Finally, you are asked to select your device from a menu in the Meta Quest app on your cellphone (Quest Pro, Quest 2, Quest 1, Rift/Rift S, or Go), and then you put on your headset and go through the rest of the set-up process, such as connecting to your local WiFi. You will likely have to let the device automatically download and install several updates, so be sure to plug it in so it is fully charged! The headset will make a sound when its software has been completely updated, and it is ready for you to put back on, and complete the setup process (setting floor depth and play boundaries, practice recentering your view using the Meta button on your controllers, etc.).
All in all, the entire setup process took me about an hour. Then, I spent about fifteen minutes perusing the wide variety of avatar customization options, putting together my first avatar look, when I then saved. After that, I browsed the Meta Quest store.
The first app I downloaded was the free Felix & Paul Studios app, which includes a number of immersive experiences that I have, in the past, found very useful as an introduction to virtual reality for newbies. I suspect that I will probably be using the Meta Quest 2 more often for this sort of VR orientation, as opposed to my tethered HTC Vive Pro 2 setup, since there are no cables for the user to get entangled with! Sometimes simplest is best.
I found the display to be clean, crisp, and clear, a marked improvement over the original Oculus/Meta Quest (version 1). Instead of a dial, the Meta Quest 2 features three presets for IPD adjustment: preset 1 is 58mm, preset 2 is 63mm, and preset 3 is 68mm. While I would have preferred a dial, preset 2 seems to work well for me.
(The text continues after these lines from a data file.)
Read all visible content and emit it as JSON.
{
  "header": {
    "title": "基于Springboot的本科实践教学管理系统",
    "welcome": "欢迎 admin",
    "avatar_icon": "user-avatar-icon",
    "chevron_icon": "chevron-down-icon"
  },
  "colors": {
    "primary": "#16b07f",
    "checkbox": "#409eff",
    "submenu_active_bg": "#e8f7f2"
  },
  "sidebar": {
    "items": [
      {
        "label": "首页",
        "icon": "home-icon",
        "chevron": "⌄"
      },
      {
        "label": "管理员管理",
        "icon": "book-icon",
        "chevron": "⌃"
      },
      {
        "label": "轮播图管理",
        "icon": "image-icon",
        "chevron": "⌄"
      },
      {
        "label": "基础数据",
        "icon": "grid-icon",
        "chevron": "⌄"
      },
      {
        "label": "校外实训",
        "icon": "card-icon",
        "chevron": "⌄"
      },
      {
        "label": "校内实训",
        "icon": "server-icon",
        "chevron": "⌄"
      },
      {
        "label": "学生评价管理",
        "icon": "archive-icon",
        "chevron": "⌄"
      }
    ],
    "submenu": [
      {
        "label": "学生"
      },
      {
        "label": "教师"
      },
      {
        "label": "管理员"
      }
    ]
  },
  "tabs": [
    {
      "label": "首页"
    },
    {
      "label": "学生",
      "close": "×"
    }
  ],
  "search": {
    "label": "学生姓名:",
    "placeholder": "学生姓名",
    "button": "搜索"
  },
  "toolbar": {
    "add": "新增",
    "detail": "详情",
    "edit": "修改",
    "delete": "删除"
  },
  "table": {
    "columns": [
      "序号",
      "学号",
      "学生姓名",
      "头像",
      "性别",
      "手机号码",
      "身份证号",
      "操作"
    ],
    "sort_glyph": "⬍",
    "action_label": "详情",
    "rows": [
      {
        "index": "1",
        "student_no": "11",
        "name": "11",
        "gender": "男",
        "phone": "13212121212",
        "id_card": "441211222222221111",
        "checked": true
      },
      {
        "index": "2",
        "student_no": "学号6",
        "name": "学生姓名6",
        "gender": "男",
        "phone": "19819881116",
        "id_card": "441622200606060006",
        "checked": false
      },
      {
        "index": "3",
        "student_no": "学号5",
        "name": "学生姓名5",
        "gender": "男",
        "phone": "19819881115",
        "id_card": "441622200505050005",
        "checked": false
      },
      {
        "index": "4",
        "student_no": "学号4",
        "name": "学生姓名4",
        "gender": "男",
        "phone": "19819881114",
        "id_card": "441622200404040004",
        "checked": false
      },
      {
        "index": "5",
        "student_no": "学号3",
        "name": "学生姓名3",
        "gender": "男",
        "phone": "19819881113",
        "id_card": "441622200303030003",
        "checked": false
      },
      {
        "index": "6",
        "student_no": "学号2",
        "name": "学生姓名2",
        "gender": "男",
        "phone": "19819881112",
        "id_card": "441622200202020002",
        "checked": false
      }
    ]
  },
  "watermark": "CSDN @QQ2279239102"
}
Another app I was very curious to try out was Meta Horizon Worlds (or just Horizon Worlds), about which I have heard much from other people, but have not actually experienced it for myself! I will write up my impressions on Horizon Worlds in a separate, later review. I will also write up a separate review of the elite headstrap with battery, after I have played around with the base unit for a while, and can compare the two. Stay tuned for more!
UPDATE 2:28 p.m.: Well, I unpacked the elite headstrap with battery pack and replaced the basic head strap with it. The elite headstrap plugs into the power socket of the Meta Quest 2 headset itself, and then you connect the entire apparatus to a power outlet to charge it. I was also expecting it to be a major hassle to replace the head strap, and it turned out to be an extremely simple process!
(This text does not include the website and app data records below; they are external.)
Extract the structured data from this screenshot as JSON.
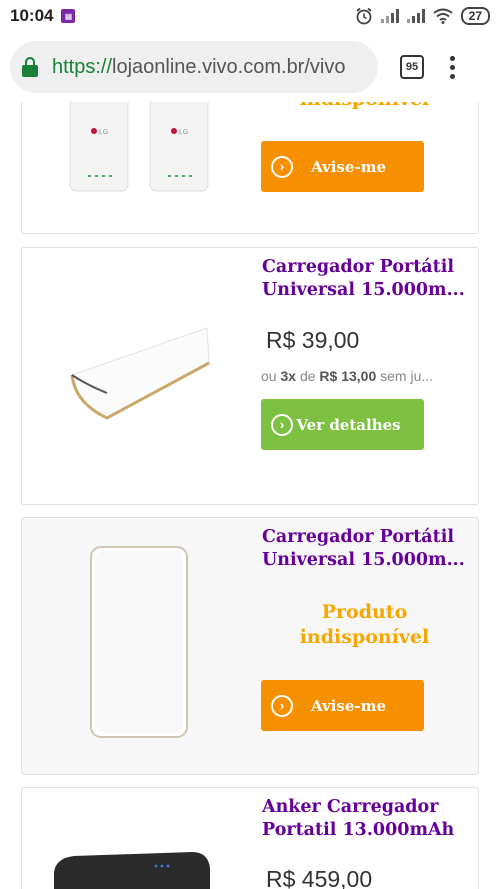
{
  "status_bar": {
    "time": "10:04",
    "battery": "27"
  },
  "browser": {
    "url_scheme": "https://",
    "url_rest": "lojaonline.vivo.com.br/vivo",
    "tab_count": "95"
  },
  "products": [
    {
      "title": "",
      "unavailable_text": "indisponível",
      "button_label": "Avise-me",
      "image": "lg-power-bank-pair-image"
    },
    {
      "title": "Carregador Portátil Universal 15.000m...",
      "price": "R$ 39,00",
      "installments": {
        "prefix": "ou",
        "count": "3x",
        "de": "de",
        "amount": "R$ 13,00",
        "suffix": "sem ju..."
      },
      "button_label": "Ver detalhes",
      "image": "slim-power-bank-image"
    },
    {
      "title": "Carregador Portátil Universal 15.000m...",
      "unavailable_text": "Produto indisponível",
      "button_label": "Avise-me",
      "image": "white-power-bank-image"
    },
    {
      "title": "Anker Carregador Portatil 13.000mAh",
      "price": "R$ 459,00",
      "image": "anker-power-bank-image"
    }
  ],
  "colors": {
    "brand_purple": "#660099",
    "orange": "#f79000",
    "green": "#7ec142",
    "url_green": "#188038"
  }
}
I’m letting it charge now, and then I will test it out later today or perhaps tomorrow, once it’s fully charged (it takes between 3 and 4 hours, according to my internet research). Just by hefting the unit in my hand, I can already tell that it has a much more even weight distribution now!
Why they didn’t just include this in the basic model is beyond me. I guess Meta really wanted to cut wherever they could to have a base unit at as low a price as possible to entice consumers (which would also explain why the charging cable is so short!).
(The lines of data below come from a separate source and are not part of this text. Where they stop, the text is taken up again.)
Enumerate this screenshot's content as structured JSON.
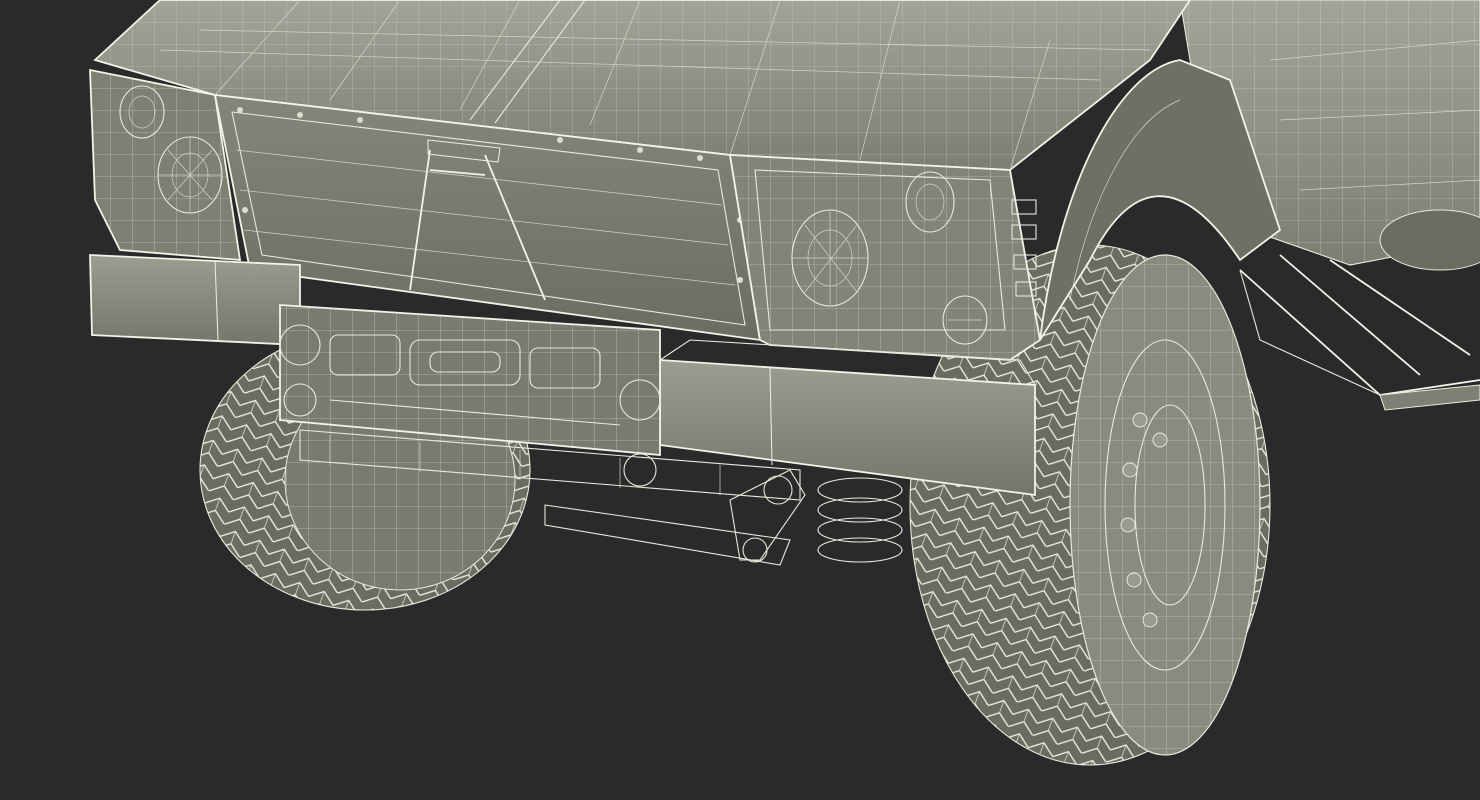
{
  "scene": {
    "subject": "",
    "background_color": "#2a2a2a",
    "surface_color": "#8e8e82",
    "surface_shadow_color": "#5e5e55",
    "wire_color": "#e8e8dc"
  }
}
UPDATE 4:27 p.m.: The device still isn’t fully charged, but I did try it on for size, and it takes a bit of adjusting and fidgeting (especially with my glasses!), but one I hit that sweet spot, it’s great! Think is a very nice piece of hardware. I also spent a bit of time visiting Horizon Worlds, but for some annoying reason, I cannot seem to transfer the camera pictures I took there to my cellphone (and I am NOT setting up accounts on Facebook or Instagram again, just to transfer in-world photos out!). Once I figure out that particular problem, and perhaps spend a little more time in Horizon Worlds over the next week or so, I will write up a review of that.
So, in summary: the Meta Quest 2 is a very nice piece of VR hardware, but definitely buy the elite head strap with the battery, it does make a big difference in overall comfort and wearability!